Jacob Gibb and Sean Rosenthal dig for the same ball at the London Olympics (Robert Gauthier / Los Angeles…)
The American duo is back beneath Southern California sunshine, playing more than 5,000 miles from London and the shocking Olympics loss they suffered this month.
But the sting of Jake Gibb's and Sean Rosenthal's early upset at the Olympics in men's beach volleyball did not stay across the pond. It still lingers, even as they start in the main draw competition Saturday at the Manhattan Beach Open, in which the duo is the top-seeded of 32 men's teams.
"London was hard and I'm still digesting it," Gibb said of his and Rosenthal's loss as the fourth-seeded team to a 17th-seeded Latvian team.
Coming off a fifth-place finish in Beijing in 2008 during their first Olympics, Gibb and Rosenthal aimed for gold in the 2012 Games. Instead, their defeat ensured another fifth-place finish.
But right after London, Gibb and Rosenthal played in Poland and placed high enough (fourth) to win the 2012 FIVB SWATCH World Tour point championship, becoming only the third U.S. team to win the season title in the 24-year history of the tour.
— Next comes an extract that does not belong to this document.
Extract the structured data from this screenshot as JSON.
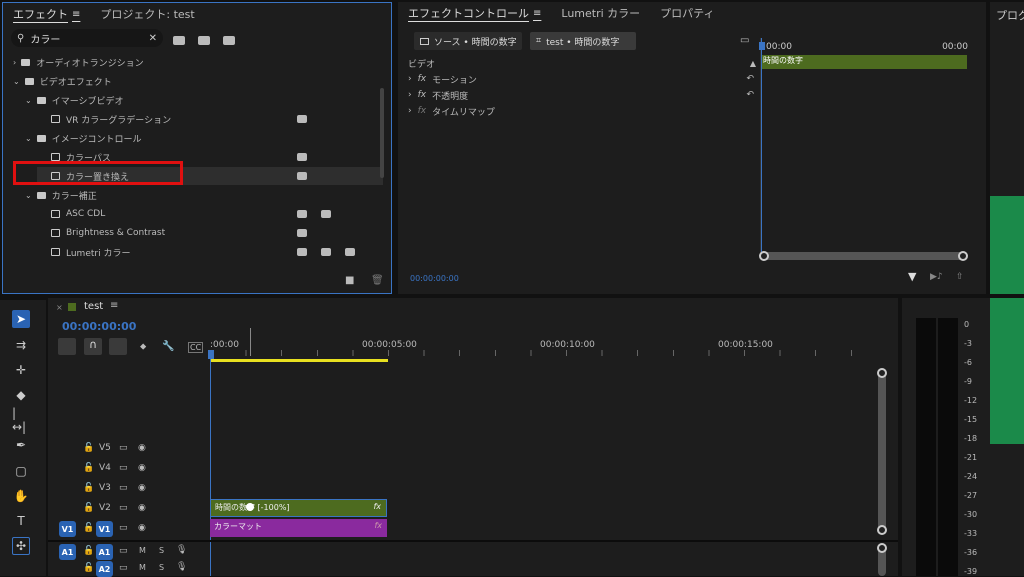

"At least we bounced back," Rosenthal said.
The Manhattan Beach Open, part of the Jose Cuervo Pro Beach Volleyball Series, is a chance for them to bounce back even more.
Gibb and Rosenthal have a good history in the event. The last time they played together in it was 2009 — and they won that year. A first-place win in Sunday's final would net them $11,000.
They will face stiff competition in the second-seeded team of Matt Fuerbringer and Nick Lucena, whom Gibb and Rosenthal had to beat to qualify for the Olympics. Another contender is the third-seeded team of Sean Scott and John Hyden, the men's duo that won at Manhattan Beach last year.
After the tournament, the 6-foot-7 Gibb, who is 36, and the 6-4 Rosenthal, 32, plan to play in tournaments at Cincinnati, Santa Barbara, Las Vegas and Huntington Beach.
"We're going to try to play every weekend," Rosenthal said.
As for the Olympics, their next shot would be in 2016 in Rio de Janeiro.
"I haven't set it as a goal and I haven't cut it out as a goal," said Gibb, who lives in Costa Mesa.
Said Rosenthal, who hails from Redondo Beach: "I do plan on trying to qualify for that one."
Rio may be on a distant horizon. But for now, the pair have earned $240,100 on the FIVB World Tour to help pay their bills, and they hope to earn even more back on native sand, starting in Manhattan Beach.